BEGIN DATASET ENTRIES

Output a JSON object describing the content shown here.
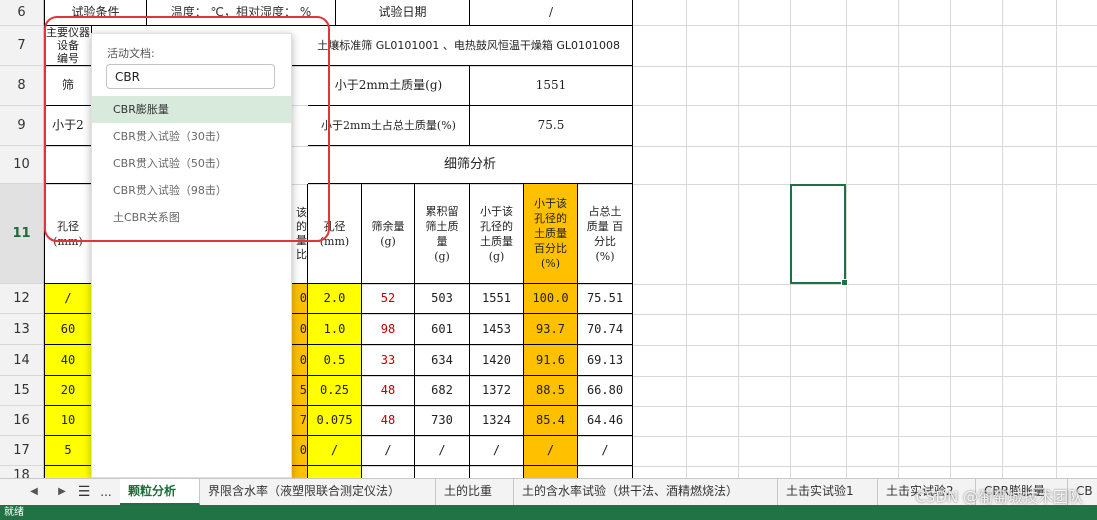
{
  "rows": [
    "6",
    "7",
    "8",
    "9",
    "10",
    "11",
    "12",
    "13",
    "14",
    "15",
    "16",
    "17",
    "18"
  ],
  "sheet": {
    "r6_label": "试验条件",
    "r6_cond": "温度：  ℃，相对湿度：  %",
    "r6_date_label": "试验日期",
    "r6_date_value": "/",
    "r7_label": "主要仪器设备\n编号",
    "r7_value": "土壤标准筛 GL0101001 、电热鼓风恒温干燥箱 GL0101008",
    "r8_label": "筛",
    "r8_mid": "小于2mm土质量(g)",
    "r8_value": "1551",
    "r9_label": "小于2",
    "r9_mid": "小于2mm土占总土质量(%)",
    "r9_value": "75.5",
    "r10_fine": "细筛分析",
    "h_aperture": "孔径\n(mm)",
    "h_partial": "该\n的\n量\n比",
    "h_aperture2": "孔径\n(mm)",
    "h_retained": "筛余量\n(g)",
    "h_cumulative": "累积留\n筛土质\n量\n(g)",
    "h_passing_mass": "小于该\n孔径的\n土质量\n(g)",
    "h_passing_pct": "小于该\n孔径的\n土质量\n百分比\n(%)",
    "h_total_pct": "占总土\n质量 百\n分比\n(%)"
  },
  "data_rows": [
    {
      "a": "/",
      "b": "0",
      "c": "2.0",
      "d": "52",
      "e": "503",
      "f": "1551",
      "g": "100.0",
      "h": "75.51"
    },
    {
      "a": "60",
      "b": "0",
      "c": "1.0",
      "d": "98",
      "e": "601",
      "f": "1453",
      "g": "93.7",
      "h": "70.74"
    },
    {
      "a": "40",
      "b": "0",
      "c": "0.5",
      "d": "33",
      "e": "634",
      "f": "1420",
      "g": "91.6",
      "h": "69.13"
    },
    {
      "a": "20",
      "b": "5",
      "c": "0.25",
      "d": "48",
      "e": "682",
      "f": "1372",
      "g": "88.5",
      "h": "66.80"
    },
    {
      "a": "10",
      "b": "7",
      "c": "0.075",
      "d": "48",
      "e": "730",
      "f": "1324",
      "g": "85.4",
      "h": "64.46"
    },
    {
      "a": "5",
      "b": "0",
      "c": "/",
      "d": "/",
      "e": "/",
      "f": "/",
      "g": "/",
      "h": "/"
    }
  ],
  "popup": {
    "title": "活动文档:",
    "search_value": "CBR",
    "items": [
      "CBR膨胀量",
      "CBR贯入试验（30击）",
      "CBR贯入试验（50击）",
      "CBR贯入试验（98击）",
      "土CBR关系图"
    ]
  },
  "tabs": [
    "颗粒分析",
    "界限含水率（液塑限联合测定仪法）",
    "土的比重",
    "土的含水率试验（烘干法、酒精燃烧法）",
    "土击实试验1",
    "土击实试验2",
    "CBR膨胀量",
    "CB"
  ],
  "tab_nav": {
    "prev": "◀",
    "next": "▶",
    "list": "☰",
    "more": "..."
  },
  "status": "就绪",
  "watermark": "CSDN @葡萄城技术团队",
  "colors": {
    "yellow": "#ffff00",
    "orange": "#ffc000",
    "accent": "#217346",
    "highlight_red": "#e0353b"
  }
}
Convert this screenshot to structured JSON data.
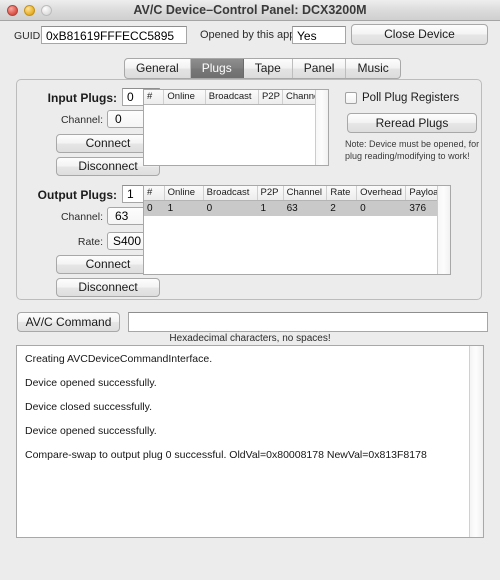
{
  "window": {
    "title": "AV/C Device–Control Panel: DCX3200M",
    "controls": {
      "close": "close",
      "minimize": "minimize",
      "zoom": "zoom"
    }
  },
  "device": {
    "guid_label": "GUID:",
    "guid_value": "0xB81619FFFECC5895",
    "opened_label": "Opened by this app?",
    "opened_value": "Yes",
    "close_device_button": "Close Device"
  },
  "tabs": [
    {
      "label": "General",
      "active": false
    },
    {
      "label": "Plugs",
      "active": true
    },
    {
      "label": "Tape",
      "active": false
    },
    {
      "label": "Panel",
      "active": false
    },
    {
      "label": "Music",
      "active": false
    }
  ],
  "input_plugs": {
    "title": "Input Plugs:",
    "count_value": "0",
    "channel_label": "Channel:",
    "channel_value": "0",
    "connect_button": "Connect",
    "disconnect_button": "Disconnect",
    "columns": [
      "#",
      "Online",
      "Broadcast",
      "P2P",
      "Channel"
    ],
    "rows": []
  },
  "output_plugs": {
    "title": "Output Plugs:",
    "count_value": "1",
    "channel_label": "Channel:",
    "channel_value": "63",
    "rate_label": "Rate:",
    "rate_value": "S400",
    "connect_button": "Connect",
    "disconnect_button": "Disconnect",
    "columns": [
      "#",
      "Online",
      "Broadcast",
      "P2P",
      "Channel",
      "Rate",
      "Overhead",
      "Payload"
    ],
    "rows": [
      {
        "selected": true,
        "cells": [
          "0",
          "1",
          "0",
          "1",
          "63",
          "2",
          "0",
          "376"
        ]
      }
    ]
  },
  "plug_options": {
    "poll_checkbox_label": "Poll Plug Registers",
    "poll_checked": false,
    "reread_button": "Reread Plugs",
    "note": "Note: Device must be opened, for plug reading/modifying to work!"
  },
  "avc_command": {
    "button": "AV/C Command",
    "input_value": "",
    "input_placeholder": "",
    "hint": "Hexadecimal characters, no spaces!"
  },
  "log": {
    "lines": [
      "Creating AVCDeviceCommandInterface.",
      "Device opened successfully.",
      "Device closed successfully.",
      "Device opened successfully.",
      "Compare-swap to output plug 0 successful. OldVal=0x80008178 NewVal=0x813F8178"
    ]
  },
  "colors": {
    "window_background": "#ececec",
    "active_tab": "#7e7e7e",
    "selected_row": "#c9c9c9",
    "field_background": "#ffffff"
  }
}
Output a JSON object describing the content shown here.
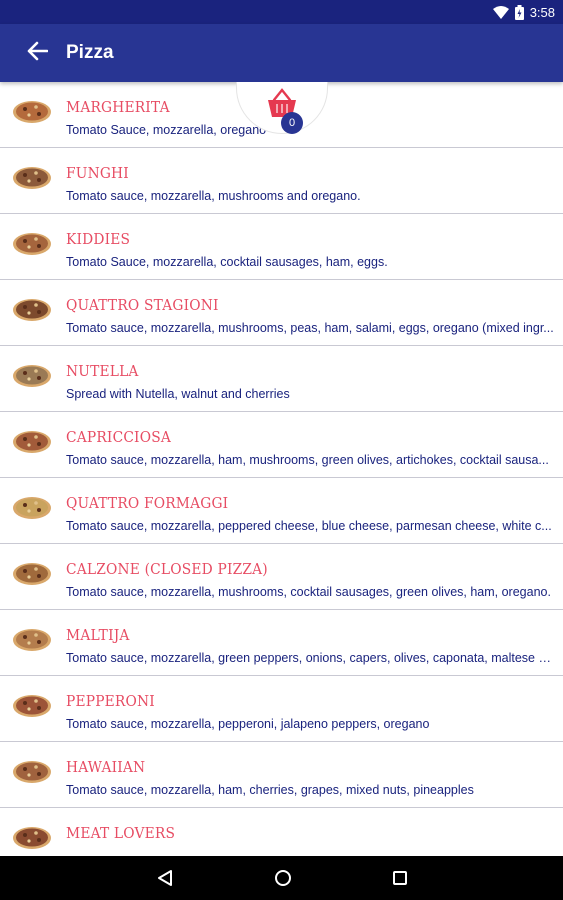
{
  "status_bar": {
    "time": "3:58",
    "icons": [
      "wifi-icon",
      "battery-icon"
    ]
  },
  "app_bar": {
    "title": "Pizza",
    "back_icon": "arrow-left-icon"
  },
  "cart": {
    "count": "0",
    "icon": "basket-icon"
  },
  "items": [
    {
      "name": "MARGHERITA",
      "description": "Tomato Sauce, mozzarella, oregano"
    },
    {
      "name": "FUNGHI",
      "description": "Tomato sauce, mozzarella, mushrooms and oregano."
    },
    {
      "name": "KIDDIES",
      "description": "Tomato Sauce, mozzarella, cocktail sausages, ham, eggs."
    },
    {
      "name": "QUATTRO STAGIONI",
      "description": "Tomato sauce, mozzarella, mushrooms, peas, ham, salami, eggs, oregano (mixed ingr..."
    },
    {
      "name": "NUTELLA",
      "description": "Spread with Nutella, walnut and cherries"
    },
    {
      "name": "CAPRICCIOSA",
      "description": "Tomato sauce, mozzarella, ham, mushrooms, green olives, artichokes, cocktail sausa..."
    },
    {
      "name": "QUATTRO FORMAGGI",
      "description": "Tomato sauce, mozzarella, peppered cheese, blue cheese, parmesan cheese, white c..."
    },
    {
      "name": "CALZONE (CLOSED PIZZA)",
      "description": "Tomato sauce, mozzarella, mushrooms, cocktail sausages, green olives, ham, oregano."
    },
    {
      "name": "MALTIJA",
      "description": "Tomato sauce, mozzarella, green peppers, onions, capers, olives, caponata, maltese s..."
    },
    {
      "name": "PEPPERONI",
      "description": "Tomato sauce, mozzarella, pepperoni, jalapeno peppers, oregano"
    },
    {
      "name": "HAWAIIAN",
      "description": "Tomato sauce, mozzarella, ham, cherries, grapes, mixed nuts, pineapples"
    },
    {
      "name": "MEAT LOVERS",
      "description": ""
    }
  ],
  "nav_bar": {
    "icons": [
      "back-triangle-icon",
      "home-circle-icon",
      "recents-square-icon"
    ]
  },
  "colors": {
    "primary": "#283593",
    "status": "#1a237e",
    "accent": "#e74c63",
    "text": "#1a237e"
  }
}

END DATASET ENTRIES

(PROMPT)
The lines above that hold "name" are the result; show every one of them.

(RESPONSE TO THIS EXERCISE)
      "name": "MARGHERITA",
      "name": "FUNGHI",
      "name": "KIDDIES",
      "name": "QUATTRO STAGIONI",
      "name": "NUTELLA",
      "name": "CAPRICCIOSA",
      "name": "QUATTRO FORMAGGI",
      "name": "CALZONE (CLOSED PIZZA)",
      "name": "MALTIJA",
      "name": "PEPPERONI",
      "name": "HAWAIIAN",
      "name": "MEAT LOVERS",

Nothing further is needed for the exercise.